Doner touch our kebabs: industry experts hit back against possible EU ban
Many of us have tumbled into a kebab shop on a night out hoping the grease will do battle with the booze and end up winning by morning. But an EU clampdown on Britain’s favourite midnight feast could spoil the fun of revellers across the continent. The European parliament is concerned about the use of phosphates to keep meat juicy and moist even after hours on the spit. The move has sparked outrage, particularly in Germany where the humble doner is by far the most popular snack, far outstripping sausage and sauerkraut turnovers, and pretzels.
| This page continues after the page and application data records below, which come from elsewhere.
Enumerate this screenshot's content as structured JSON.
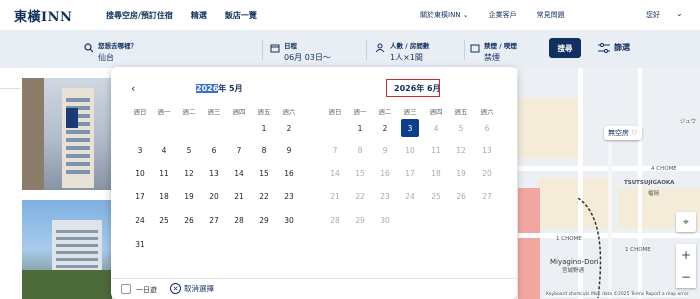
{
  "header": {
    "logo": "東橫INN",
    "nav": [
      "搜尋空房/預訂住宿",
      "精選",
      "飯店一覽"
    ],
    "right_nav": [
      "關於東橫INN",
      "企業客戶",
      "常見問題"
    ],
    "user": "您好"
  },
  "search": {
    "destination_label": "您想去哪裡？",
    "destination_value": "仙台",
    "date_label": "日程",
    "date_value": "06月 03日〜",
    "guests_label": "人數 / 房間數",
    "guests_value": "1人×1間",
    "smoking_label": "禁煙 / 喫煙",
    "smoking_value": "禁煙",
    "search_button": "搜尋",
    "filter_button": "篩選"
  },
  "calendar": {
    "left_title_year": "2026",
    "left_title_rest": "年 5月",
    "right_title": "2026年 6月",
    "weekdays": [
      "週日",
      "週一",
      "週二",
      "週三",
      "週四",
      "週五",
      "週六"
    ],
    "may_days": [
      "1",
      "2",
      "3",
      "4",
      "5",
      "6",
      "7",
      "8",
      "9",
      "10",
      "11",
      "12",
      "13",
      "14",
      "15",
      "16",
      "17",
      "18",
      "19",
      "20",
      "21",
      "22",
      "23",
      "24",
      "25",
      "26",
      "27",
      "28",
      "29",
      "30",
      "31"
    ],
    "june_days": [
      "1",
      "2",
      "3",
      "4",
      "5",
      "6",
      "7",
      "8",
      "9",
      "10",
      "11",
      "12",
      "13",
      "14",
      "15",
      "16",
      "17",
      "18",
      "19",
      "20",
      "21",
      "22",
      "23",
      "24",
      "25",
      "26",
      "27",
      "28",
      "29",
      "30"
    ],
    "one_day_label": "一日遊",
    "cancel_label": "取消選擇"
  },
  "map": {
    "pill": "無空房",
    "labels": [
      "4 CHOME",
      "TSUTSUJIGAOKA",
      "榴岡",
      "1 CHOME",
      "1 CHOME",
      "Miyagino-Dori",
      "宮城野通",
      "ジュウ"
    ],
    "attribution": "Keyboard shortcuts   Map data ©2025   Terms   Report a map error"
  }
}
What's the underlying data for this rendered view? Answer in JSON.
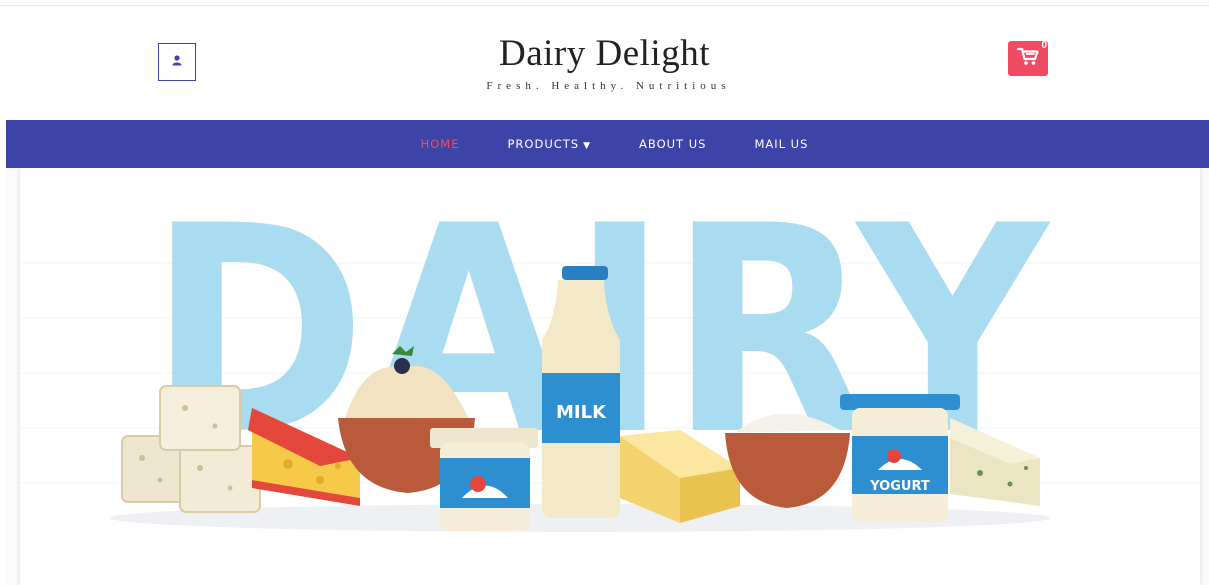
{
  "header": {
    "title": "Dairy Delight",
    "tagline": "Fresh. Healthy. Nutritious",
    "cart_count": "0",
    "user_icon": "user-icon",
    "cart_icon": "shopping-cart-icon"
  },
  "nav": {
    "items": [
      {
        "label": "HOME",
        "active": true
      },
      {
        "label": "PRODUCTS",
        "dropdown": true
      },
      {
        "label": "ABOUT US"
      },
      {
        "label": "MAIL US"
      }
    ]
  },
  "hero": {
    "headline": "DAIRY",
    "milk_label": "MILK",
    "yogurt_label": "YOGURT"
  },
  "colors": {
    "nav_bg": "#3d44a7",
    "accent": "#ef4b63",
    "hero_letters": "#a9dbf1"
  }
}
More than 2,500 tonnes of lamb and chicken doner are sold in the UK each week. Even Labour leader Jeremy Corbyn is a kebab lover, vegetarian versions of course, and appeared as the guest of honour at this year’s British Kebab Awards. “From takeaway to fine dining, kebabs are a firm favourite and an established part of our national cuisine,” says Corbyn.
The problem with phosphates
The additives act primarily as a kind of glue binding the meat so it doesn’t crumble on the spit. They also work as a preservative. But it’s thought phosphates can pose a risk our health, particularly for those with heart and kidney problems. The additives are also known as e-numbers and can be found in common sausages and other processed meats. European MPs will debate whether to tighten controls on their use next week.
‘Enjoyed since the 8th century BC’
“Doner kebabs are a much loved staple in takeaways up and down the country and have been enjoyed since the 8th century BC,” says Ibrahim Dogus, chair of the British Takeaway Campaign. “In many cases, such as in my own restaurants, kebabs are homemade and when served with a fresh salad and pitta bread offer consumers a healthy choice. “Restaurants are already responding to consumer demand by providing healthier options and adapting menus – from choosing lower fat oils to sourcing local produce. An EU ban on the doner would damage the takeaway industry – a sector which generates £4.5bn in economic growth to the UK and supports 231,000 jobs.”
The campaign to clean up kebabs
Mazlum Demir of Skewd Kitchen in Barnet, London, won chef of the year at the British Kebab Awards 2017. His restaurant is seeking to clean up Turkish cuisine as we know it in the UK. “Everything is prepared in house fresh on a daily basis – the breads, the sauces, everything. There’s no preservatives. We want to be the top Turkish restaurant in the UK,” says Faruk Diyenli of Skewd Kitchen. “Turkish food isn’t what it’s made out to be. Unfortunately it got a bad rap as weekend booze food, we’re trying to buck that trend.” He added: “What we’re putting on the table looks lovely and says ‘come and eat me.'”
What about the naughty kind?
Despite the availability of more high-end Turkish kebabs, Brits may always have a hankering for the preservative-ridden, greasy kind. Whether the EU will allow them to go on eating them in their current form is another matter.
Published on INews on 8th Dec 2017